To boost rule of law, UNMISS hands over police post in Mugwo

unmiss south sudan yei mugwo QIPs quick impact communities protection of civilians rule of law

In Mugwo, an UNMISS-funded police post has given hope to community members that crimes will reduce and prosperity, flourish. Photo by James Sokiri/UNMISS

29 Sep 2023

To boost rule of law, UNMISS hands over police post in Mugwo

James Sokiri

CENTRAL EQUATORIA - “The absence of law enforcement personnel in our area has led to a lot of trouble,” revealed Janethy Maika, a women’s representative from Mugwo payam [administrative division] in South Sudan’s Central Equatoria state.

“Most of our adolescent girls and boys have dropped out of school and picked up bad habits. But today, thanks to the United Nations Mission in South Sudan, community members like me are assured that our children and youth will now understand the importance of being law-abiding citizens,” she added.

Ms. Maika was speaking at the handover of a new police post, funded by the UN Peacekeeping mission, where some 80 people, including local authorities, women, youth and men had gathered.

Constructed under the mission’s Quick Impact Projects (QIPs) programme spearheahed by the Protection, Transition and Reintegration Section, the new police post comprises three offices, a counter, and a store, as well as full provisions for detained women, men, and juveniles to have separate cells.

Sonny Onyegbula, Head of the UNMISS Sub-Field Office and Human Rights Officer with the mission, agreed with Ms. Maika.

“I am glad you now have a law-and-order facility close to home. The South Sudanese police will be able to conduct regular patrols along key access routes into and out of Mugwo, including in farming lands, to detect and deter crime,” he assured community members attending the event.

 “This serves as a strong signal to criminals, especially those who commit sexual violence that no crime will go unpunished and is part of our overall efforts to contribute to the protection of civilians across South Sudan,” added Mr. Onyegbula.

For Jose Valente Pimpao, UN Police (UNPOL) Team Leader in Yei, cooperation between police and Mugwo residents is key.

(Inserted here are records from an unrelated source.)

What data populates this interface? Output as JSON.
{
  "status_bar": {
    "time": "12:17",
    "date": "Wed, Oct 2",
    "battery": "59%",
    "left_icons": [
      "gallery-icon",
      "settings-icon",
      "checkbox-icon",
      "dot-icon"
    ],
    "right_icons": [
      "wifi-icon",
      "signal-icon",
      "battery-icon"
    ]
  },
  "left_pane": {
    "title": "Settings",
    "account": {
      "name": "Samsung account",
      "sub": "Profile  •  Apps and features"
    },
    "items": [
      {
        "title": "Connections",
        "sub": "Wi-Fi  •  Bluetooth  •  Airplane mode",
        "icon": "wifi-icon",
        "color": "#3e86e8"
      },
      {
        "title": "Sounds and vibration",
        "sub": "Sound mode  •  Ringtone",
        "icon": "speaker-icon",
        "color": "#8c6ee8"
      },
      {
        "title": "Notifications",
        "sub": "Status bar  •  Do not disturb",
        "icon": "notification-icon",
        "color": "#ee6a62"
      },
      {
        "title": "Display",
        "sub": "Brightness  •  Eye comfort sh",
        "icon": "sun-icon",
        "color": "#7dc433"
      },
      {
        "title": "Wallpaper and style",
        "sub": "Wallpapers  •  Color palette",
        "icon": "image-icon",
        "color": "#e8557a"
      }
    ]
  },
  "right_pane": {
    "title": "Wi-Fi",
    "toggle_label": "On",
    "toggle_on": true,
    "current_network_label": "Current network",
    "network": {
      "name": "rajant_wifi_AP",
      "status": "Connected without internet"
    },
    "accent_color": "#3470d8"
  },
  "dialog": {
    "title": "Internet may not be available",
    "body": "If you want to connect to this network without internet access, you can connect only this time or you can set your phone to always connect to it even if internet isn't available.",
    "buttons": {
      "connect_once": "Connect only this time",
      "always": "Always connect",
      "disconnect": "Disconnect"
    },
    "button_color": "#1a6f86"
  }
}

“Communities should be willing to share timely information with law enforcement personnel. If you see something untoward happening, report it immediately because the police can only act once crucial intelligence is shared with them by residents,” Mr. Pimpao explained.

“Such trust and confidence between the police and people will also encourage refugees and internally displaced persons to return to their original settlements,” he continued, while also reinforcing UNPOL’s commitment to building capacities with national counterparts through community policing programmes where members of the population will work jointly with the police to tackle local issues.  

Speaking at the ceremony, Aggrey Cyrus Kanyikwa, County Commissioner, Yei River County, encouraged the people of Mugwo to coexist peacefully.

“Now is the time to forget the past and forge a future together that is prosperous, has genuine peace, and delivery of services to our people,” he averred, while urging communities to positively contribute to development by using locally generated materials, tools, and labour.

With only two police officers currently stationed here, the plan is for Mugwo to receive reinforcement from Yei to boost law enforcement capabilities.

Mugwo is one of five payams in Yei River County; communities living here have suffered hugely during past civil wars due to conflicts, looting and destruction of properties and sexual violence.